COLUMBUS, Ohio--Mitt Romney's narrow win in the Ohio primary gives him Super Tuesday's most valued prize, even if it was a squeaker that gave runner-up Rick Santorum a moral victory of sorts. Yet Romney continues his plodding march to the Republican presidential nomination, gaining the majority of Ohio's 66 delegates plus a bit of momentum that the former Massachusetts governor desperately needs.
But the bigger winner in Ohio may be the Republicans' ultimate opponent, President Barack Obama. Ohio is a key swing state that may tip the election in November, as it has many times before. That is sure to make Ohio a smoking political battleground in the fall, with both sides fighting viciously for its 18 electoral votes. Here are four reasons why Obama, who won Ohio by a 52-47 margin in 2008, may already have an edge in the Buckeye State's general election.

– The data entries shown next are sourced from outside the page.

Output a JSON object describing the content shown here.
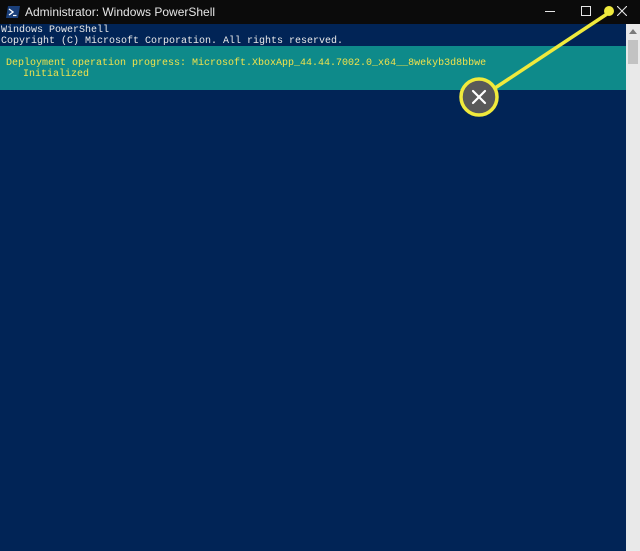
{
  "window": {
    "title": "Administrator: Windows PowerShell",
    "icon": "powershell-icon"
  },
  "controls": {
    "minimize_icon": "minimize-icon",
    "maximize_icon": "maximize-icon",
    "close_icon": "close-icon"
  },
  "console": {
    "lines": [
      "Windows PowerShell",
      "Copyright (C) Microsoft Corporation. All rights reserved."
    ],
    "progress": {
      "title": "Deployment operation progress: Microsoft.XboxApp_44.44.7002.0_x64__8wekyb3d8bbwe",
      "status": "Initialized"
    }
  },
  "annotation": {
    "icon": "close-icon",
    "color": "#f0ea3c"
  },
  "colors": {
    "console_background": "#012456",
    "progress_background": "#0e8a8a",
    "progress_text": "#f0e24c",
    "titlebar": "#0b0b0b"
  }
}
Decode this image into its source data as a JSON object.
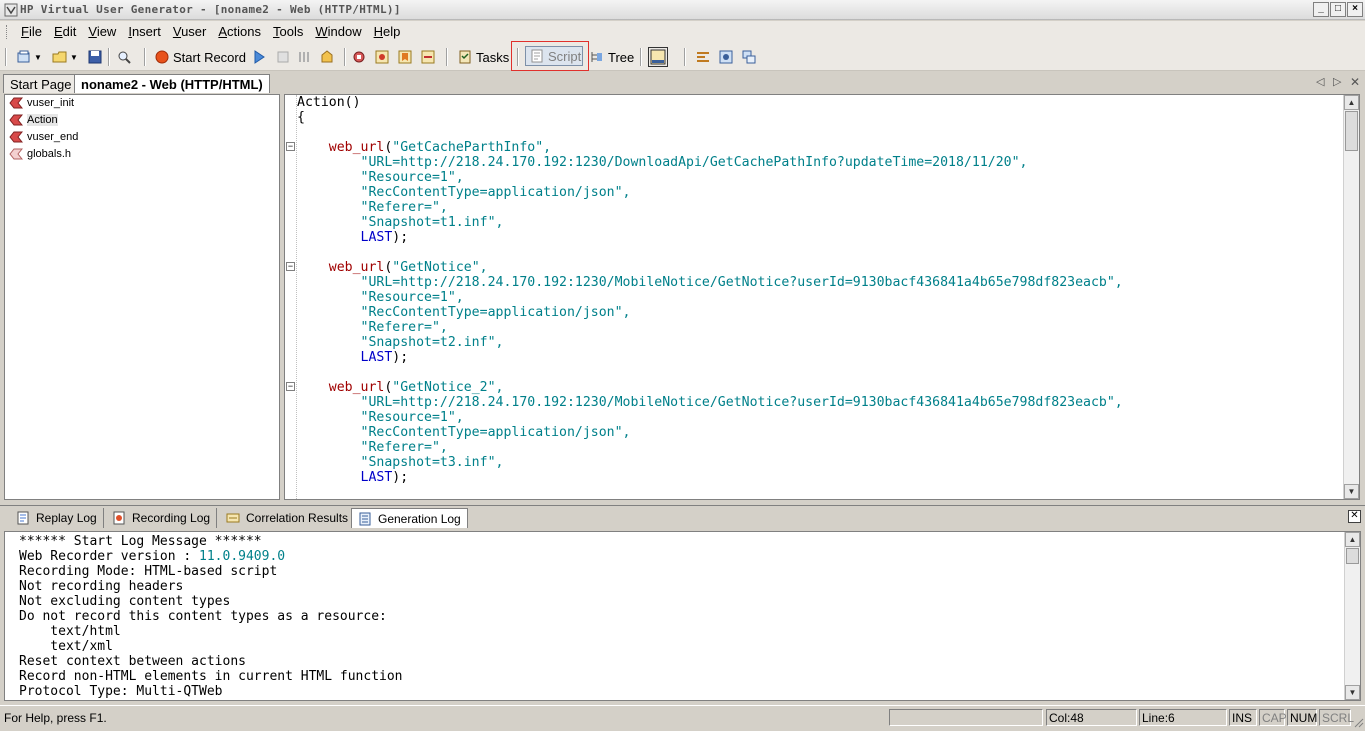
{
  "window": {
    "title": "HP Virtual User Generator - [noname2 - Web (HTTP/HTML)]",
    "controls": [
      "_",
      "□",
      "×"
    ]
  },
  "menu": [
    "File",
    "Edit",
    "View",
    "Insert",
    "Vuser",
    "Actions",
    "Tools",
    "Window",
    "Help"
  ],
  "toolbar": {
    "start_record": "Start Record",
    "tasks": "Tasks",
    "script": "Script",
    "tree": "Tree"
  },
  "doc_tabs": {
    "start_page": "Start Page",
    "active": "noname2 - Web (HTTP/HTML)"
  },
  "tree": {
    "items": [
      "vuser_init",
      "Action",
      "vuser_end",
      "globals.h"
    ],
    "selected": "Action"
  },
  "editor": {
    "header": [
      "Action()",
      "{"
    ],
    "blocks": [
      {
        "call": "web_url",
        "name": "\"GetCacheParthInfo\",",
        "args": [
          "\"URL=http://218.24.170.192:1230/DownloadApi/GetCachePathInfo?updateTime=2018/11/20\",",
          "\"Resource=1\",",
          "\"RecContentType=application/json\",",
          "\"Referer=\",",
          "\"Snapshot=t1.inf\","
        ],
        "end": "LAST",
        "end_tail": ");"
      },
      {
        "call": "web_url",
        "name": "\"GetNotice\",",
        "args": [
          "\"URL=http://218.24.170.192:1230/MobileNotice/GetNotice?userId=9130bacf436841a4b65e798df823eacb\",",
          "\"Resource=1\",",
          "\"RecContentType=application/json\",",
          "\"Referer=\",",
          "\"Snapshot=t2.inf\","
        ],
        "end": "LAST",
        "end_tail": ");"
      },
      {
        "call": "web_url",
        "name": "\"GetNotice_2\",",
        "args": [
          "\"URL=http://218.24.170.192:1230/MobileNotice/GetNotice?userId=9130bacf436841a4b65e798df823eacb\",",
          "\"Resource=1\",",
          "\"RecContentType=application/json\",",
          "\"Referer=\",",
          "\"Snapshot=t3.inf\","
        ],
        "end": "LAST",
        "end_tail": ");"
      }
    ]
  },
  "output_tabs": [
    "Replay Log",
    "Recording Log",
    "Correlation Results",
    "Generation Log"
  ],
  "output_active": "Generation Log",
  "log": {
    "line1": "****** Start Log Message ******",
    "line2_prefix": "Web Recorder version : ",
    "line2_value": "11.0.9409.0",
    "lines": [
      "Recording Mode: HTML-based script",
      "Not recording headers",
      "Not excluding content types",
      "Do not record this content types as a resource:",
      "    text/html",
      "    text/xml",
      "Reset context between actions",
      "Record non-HTML elements in current HTML function",
      "Protocol Type: Multi-QTWeb"
    ]
  },
  "status": {
    "help": "For Help, press F1.",
    "col": "Col:48",
    "line": "Line:6",
    "ins": "INS",
    "cap": "CAP",
    "num": "NUM",
    "scrl": "SCRL"
  },
  "colors": {
    "function": "#a00000",
    "string": "#00808a",
    "keyword": "#0000c8",
    "highlight_border": "#e0302c"
  }
}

Republican infighting. Romney and Santorum spent the days leading up to the Ohio primary trashing each other, as they've done in other states, instead of training their collective fire on Obama. Santorum attacked Romney as a big-spending Obama clone who lacks conviction. Romney attacked Santorum as a muddled, flip-flopping Washington insider. Yet polls now show that sustained infighting among Republicans is turning off voters, including independents, who the Republicans will need in November if they hope to win.
In addition to that, the Ohio primary further highlighted overall dissatisfaction with the whole field of Republican candidates, including Newt Gingrich and Ron Paul, who came in a distant third and fourth in the primary. Governor John Kasich chose not to endorse any candidate, which was like telling Romney and Santorum to take the gloves off.
A number of other state GOP leaders sat on the sidelines as well. "I'm scratching my head along with many other Republicans," says State Senator Peggy Lehner, who attended a Santorum rally in her district, near Dayton, the day before the primary, even though she didn't endorse any candidate. "I'm still trying to determine who has the best shot of knocking off Barack Obama."
Ohio Republicans may coalesce in support of a nominee once there is one, but their lack of coherence in the primary sends an unconvincing message to voters when they're most paying attention. It also gives Obama and his supporters a considerable head start.
Low Republican turnout. Final numbers aren't yet available, but it seems clear that turnout for the Republican primary was lighter than expected, especially compared to the record number of Ohio residents who braved ice storms, floods and power outages to vote in the 2008 primaries.
"It's probably because of negative campaigning," says Dave Westbrock, vice chairman of the Montgomery County Republican Party, near Dayton. "People are kind of tired of hearing the diatribes. It turns people off and they sort of say, a pox on all of their houses."
Democrats might also get lower turnout in November than they did in 2008. "There's been a falloff in enthusiasm among previous Obama supporters," says Paul Beck, a professor of political science at Ohio State University. "I'm not sure he can build the kind of support he did in 2008."
If Ohio comes down to a turnout battle, however, Obama may still have an edge over his Republican opponent. Real Clear Politics recently reported that Obama's Ohio operation is already outpacing Mitt Romney's, which is the most organized among Republicans. Team Obama appears to be getting an important lead on recruiting volunteers, setting up regional offices and raising funds, which could be a decisive factor when it comes to rousing voters in November.
An improving Ohio economy. Though Ohio is lumped with the fading industrial Rust Belt, its economy is recovering quicker than the nation as a whole. The state's unemployment rate peaked at 10.6 percent in 2009, which was higher than peak unemployment nationwide. But it has since fallen to 7.7 percent, compared with 8.3 percent for America overall. There's a shale oil boom in eastern Ohio that some analysts think could inject fresh prosperity into the state. The auto bailouts helped preserve some auto-sector jobs, especially in northeast Ohio, near Cleveland. Farming, still an important part of Ohio's economy, is relatively healthy.
Except for the auto bailouts, Obama's policies haven't necessarily benefited Ohio more than any other state. But he'll probably get credit for an improving economy no matter what, since there will be fewer dissatisfied voters eager to throw the bums out. Obama's approval rating in Ohio has been steadily rising and is now at 47 percent, according to the University of Cincinnati's Ohio Poll. That's the highest it's been since late 2009, and it will probably continue its upward trend if there are no shocks to the economy. An approval rating above 50 is generally consistent with re-election in Ohio.
A bad Republican misfire last year. Kasich and his conservative allies suffered an embarrassing smackdown in last year's elections, when voters approved the repeal of an anti-union law the governor had championed. The campaign to repeal the ban on public-sector collective bargaining energized unions and progressives, while turning some conservative union members squarely against the GOP. "There were a number of police and firemen who voted Republican in 2010 and then said, I'll never do that again," says Beck.
That should give Obama another modest advantage at the polls in November. And if Romney is his opponent, two hard-fought victories in Ohio may be one more than he can pull off.
Rick Newman is the author of Rebounders: How Winners Pivot From Setback To Success, to be published in May. Follow him on Twitter: @rickjnewman